■ Available records
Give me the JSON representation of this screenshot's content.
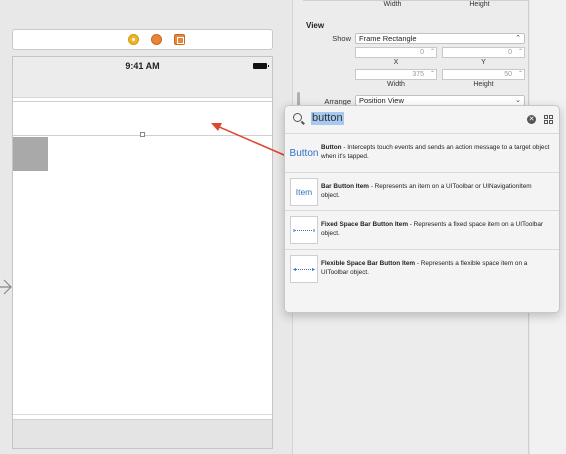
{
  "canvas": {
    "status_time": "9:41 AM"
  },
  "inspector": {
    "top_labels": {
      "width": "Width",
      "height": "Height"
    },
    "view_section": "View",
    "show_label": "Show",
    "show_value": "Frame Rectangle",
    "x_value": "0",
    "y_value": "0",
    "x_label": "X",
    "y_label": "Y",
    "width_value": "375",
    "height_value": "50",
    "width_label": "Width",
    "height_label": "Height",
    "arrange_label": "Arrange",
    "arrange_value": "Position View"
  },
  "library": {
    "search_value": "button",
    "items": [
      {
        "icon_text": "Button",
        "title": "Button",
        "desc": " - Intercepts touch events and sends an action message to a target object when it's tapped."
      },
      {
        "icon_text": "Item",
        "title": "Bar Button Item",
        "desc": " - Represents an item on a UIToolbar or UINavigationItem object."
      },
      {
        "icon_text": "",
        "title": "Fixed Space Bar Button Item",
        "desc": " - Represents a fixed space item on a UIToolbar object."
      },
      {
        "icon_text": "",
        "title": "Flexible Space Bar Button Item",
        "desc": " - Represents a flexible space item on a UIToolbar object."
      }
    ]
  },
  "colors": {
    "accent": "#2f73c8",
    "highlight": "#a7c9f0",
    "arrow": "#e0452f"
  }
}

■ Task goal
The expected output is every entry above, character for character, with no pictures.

■ Answer section
Give me the JSON representation of this screenshot's content.
{
  "canvas": {
    "status_time": "9:41 AM"
  },
  "inspector": {
    "top_labels": {
      "width": "Width",
      "height": "Height"
    },
    "view_section": "View",
    "show_label": "Show",
    "show_value": "Frame Rectangle",
    "x_value": "0",
    "y_value": "0",
    "x_label": "X",
    "y_label": "Y",
    "width_value": "375",
    "height_value": "50",
    "width_label": "Width",
    "height_label": "Height",
    "arrange_label": "Arrange",
    "arrange_value": "Position View"
  },
  "library": {
    "search_value": "button",
    "items": [
      {
        "icon_text": "Button",
        "title": "Button",
        "desc": " - Intercepts touch events and sends an action message to a target object when it's tapped."
      },
      {
        "icon_text": "Item",
        "title": "Bar Button Item",
        "desc": " - Represents an item on a UIToolbar or UINavigationItem object."
      },
      {
        "icon_text": "",
        "title": "Fixed Space Bar Button Item",
        "desc": " - Represents a fixed space item on a UIToolbar object."
      },
      {
        "icon_text": "",
        "title": "Flexible Space Bar Button Item",
        "desc": " - Represents a flexible space item on a UIToolbar object."
      }
    ]
  },
  "colors": {
    "accent": "#2f73c8",
    "highlight": "#a7c9f0",
    "arrow": "#e0452f"
  }
}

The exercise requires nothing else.